Food of the new decade wouldn't be dramatically different from what we saw over the last two years. Lifestyle choices would accelerate the shift towards healthy eating. Those who can afford would choose artisanal produce over industrial options. There would also be a focus on micro cuisines, home chefs, and cloud kitchens. For any restaurant business, home delivery is now an important revenue generator.
Here are the key trends that would play out over the next 10 years, driving the business of food:
"What will set the tone for the next decade is the rise of vegetarianism and veganism," says Michelin Star Chef Alfred Prasad, who is the Mentor Chef at The Oberoi, New Delhi's Omya restaurant. "It has become a lifestyle choice among the millennials. They are much more careful about the impact on the environment, including their food choices. The young are far more decisive in their choices," he adds. People are opting for vegan cheese in places such as south Delhi; takeaway vegan and gluten-free companies are sprouting.
People want to know where their food comes from. This will disrupt the supply chain as it exists today. In products such as fish and meat, companies that offer greater visibility in how the animals are raised, for instance, are gaining traction. A related trend in the rise of millets. "The so-called ancient grains that we talk about is set to grow a lot more. Rice uses ten times more water than millets. Therefore, ethical choices are set to gain momentum," Chef Prasad says.

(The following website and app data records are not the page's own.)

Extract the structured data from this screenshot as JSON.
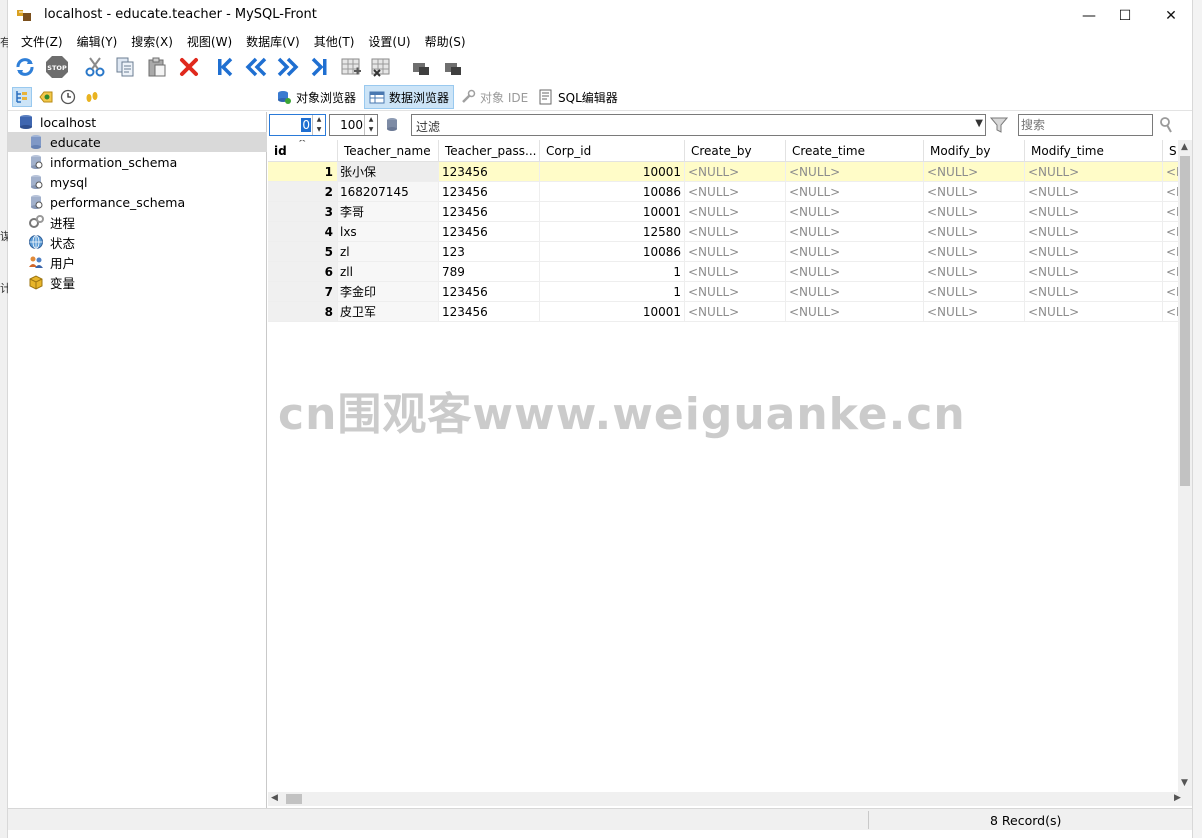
{
  "window": {
    "title": "localhost - educate.teacher - MySQL-Front",
    "minimize_glyph": "—",
    "maximize_glyph": "☐",
    "close_glyph": "✕"
  },
  "background_window": {
    "glyphs": [
      "有",
      "谋",
      "计"
    ]
  },
  "menu": {
    "items": [
      "文件(Z)",
      "编辑(Y)",
      "搜索(X)",
      "视图(W)",
      "数据库(V)",
      "其他(T)",
      "设置(U)",
      "帮助(S)"
    ]
  },
  "toolbar": {
    "icons": [
      "refresh-icon",
      "stop-icon",
      "cut-icon",
      "copy-icon",
      "paste-icon",
      "delete-icon",
      "first-record-icon",
      "previous-icon",
      "next-icon",
      "last-record-icon",
      "insert-record-icon",
      "delete-record-icon",
      "post-icon",
      "cancel-icon"
    ],
    "stop_label": "STOP"
  },
  "views": {
    "tabs": [
      {
        "label": "对象浏览器",
        "state": "normal"
      },
      {
        "label": "数据浏览器",
        "state": "active"
      },
      {
        "label": "对象 IDE",
        "state": "disabled"
      },
      {
        "label": "SQL编辑器",
        "state": "normal"
      }
    ]
  },
  "tree": {
    "items": [
      {
        "label": "localhost",
        "icon": "server-icon",
        "indent": 0,
        "selected": false
      },
      {
        "label": "educate",
        "icon": "database-icon",
        "indent": 1,
        "selected": true
      },
      {
        "label": "information_schema",
        "icon": "system-database-icon",
        "indent": 1,
        "selected": false
      },
      {
        "label": "mysql",
        "icon": "system-database-icon",
        "indent": 1,
        "selected": false
      },
      {
        "label": "performance_schema",
        "icon": "system-database-icon",
        "indent": 1,
        "selected": false
      },
      {
        "label": "进程",
        "icon": "processes-icon",
        "indent": 1,
        "selected": false
      },
      {
        "label": "状态",
        "icon": "status-globe-icon",
        "indent": 1,
        "selected": false
      },
      {
        "label": "用户",
        "icon": "users-icon",
        "indent": 1,
        "selected": false
      },
      {
        "label": "变量",
        "icon": "variables-icon",
        "indent": 1,
        "selected": false
      }
    ]
  },
  "filterbar": {
    "offset": "0",
    "limit": "100",
    "filter_placeholder": "过滤",
    "search_placeholder": "搜索"
  },
  "grid": {
    "columns": [
      "id",
      "Teacher_name",
      "Teacher_pass...",
      "Corp_id",
      "Create_by",
      "Create_time",
      "Modify_by",
      "Modify_time",
      "S"
    ],
    "sort_indicator": "^",
    "rows": [
      {
        "id": "1",
        "Teacher_name": "张小保",
        "Teacher_password": "123456",
        "Corp_id": "10001",
        "Create_by": "<NULL>",
        "Create_time": "<NULL>",
        "Modify_by": "<NULL>",
        "Modify_time": "<NULL>",
        "S": "<N"
      },
      {
        "id": "2",
        "Teacher_name": "168207145",
        "Teacher_password": "123456",
        "Corp_id": "10086",
        "Create_by": "<NULL>",
        "Create_time": "<NULL>",
        "Modify_by": "<NULL>",
        "Modify_time": "<NULL>",
        "S": "<N"
      },
      {
        "id": "3",
        "Teacher_name": "李哥",
        "Teacher_password": "123456",
        "Corp_id": "10001",
        "Create_by": "<NULL>",
        "Create_time": "<NULL>",
        "Modify_by": "<NULL>",
        "Modify_time": "<NULL>",
        "S": "<N"
      },
      {
        "id": "4",
        "Teacher_name": "lxs",
        "Teacher_password": "123456",
        "Corp_id": "12580",
        "Create_by": "<NULL>",
        "Create_time": "<NULL>",
        "Modify_by": "<NULL>",
        "Modify_time": "<NULL>",
        "S": "<N"
      },
      {
        "id": "5",
        "Teacher_name": "zl",
        "Teacher_password": "123",
        "Corp_id": "10086",
        "Create_by": "<NULL>",
        "Create_time": "<NULL>",
        "Modify_by": "<NULL>",
        "Modify_time": "<NULL>",
        "S": "<N"
      },
      {
        "id": "6",
        "Teacher_name": "zll",
        "Teacher_password": "789",
        "Corp_id": "1",
        "Create_by": "<NULL>",
        "Create_time": "<NULL>",
        "Modify_by": "<NULL>",
        "Modify_time": "<NULL>",
        "S": "<N"
      },
      {
        "id": "7",
        "Teacher_name": "李金印",
        "Teacher_password": "123456",
        "Corp_id": "1",
        "Create_by": "<NULL>",
        "Create_time": "<NULL>",
        "Modify_by": "<NULL>",
        "Modify_time": "<NULL>",
        "S": "<N"
      },
      {
        "id": "8",
        "Teacher_name": "皮卫军",
        "Teacher_password": "123456",
        "Corp_id": "10001",
        "Create_by": "<NULL>",
        "Create_time": "<NULL>",
        "Modify_by": "<NULL>",
        "Modify_time": "<NULL>",
        "S": "<N"
      }
    ]
  },
  "status": {
    "records": "8 Record(s)"
  },
  "watermark": {
    "text": "cn围观客www.weiguanke.cn"
  },
  "colors": {
    "selected_row": "#fffcc8",
    "null_text": "#8c8c8c",
    "active_tab": "#cce4f7",
    "nav_blue": "#1f6fd1",
    "delete_red": "#e0291d"
  }
}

People will increasingly travel to eat. And this is giving rise to micro-cuisines or a greater appetite for regional cuisines. "We, Indians, are happier to discover regional food, which hadn't happened for the longest time. Cuisine-oriented travel is now driving Indians. People are looking for homestays and getting a taste of the culture and zooming in a little more on lesser-known micro-cuisines," Chef Prasad says. Even luxury hotels have now caught on to this idea. Recently, The Oberoi, Gurgaon, showcased the micro-regional cuisine of undivided Bengal - present day Bengal, Bangladesh, Assam, Bihar, Odisha and Burma. "The idea is to collaborate with someone who has a story to share. Second, it is a motivator for my team. They pick up new skills. The third is the introduction of new ingredients. New ingredients can create magical moments," Manish Sharma, Executive Sous Chef at The Oberoi, Gurgaon, says. The Bengal showcase, for instance, introduced Kalonunia rice, which is grown in the foothills of places such as Dooars, Jalpaiguri and Coochbehar. On an earlier occasion, Sharma introduced black garlic, grown locally, into the hotel's cuisine.
Home delivery from cloud kitchens would continue to get stronger given the disruptions food-tech platforms have ushered in. Riyaaz Amlani, the CEO and MD of Impresario Entertainment & Hospitality, which owns brands such as Social, says that home delivery is currently a Rs 20 crore business for the firm. "In a couple of years, it would be a Rs 150 crore vertical. We have also created a few brands dedicated to home delivery - in burgers, in Chinese, in Italian, and in sandwiches," he says. The ordering-in behaviour is very different from eating out. People go out for experiences but prefer brands that offer value when it comes to home delivery. "It is also a different business - the input costs are different, the discovery and delivery costs are different. The overheads are less. So products are priced differently online versus offline," Amlani explains.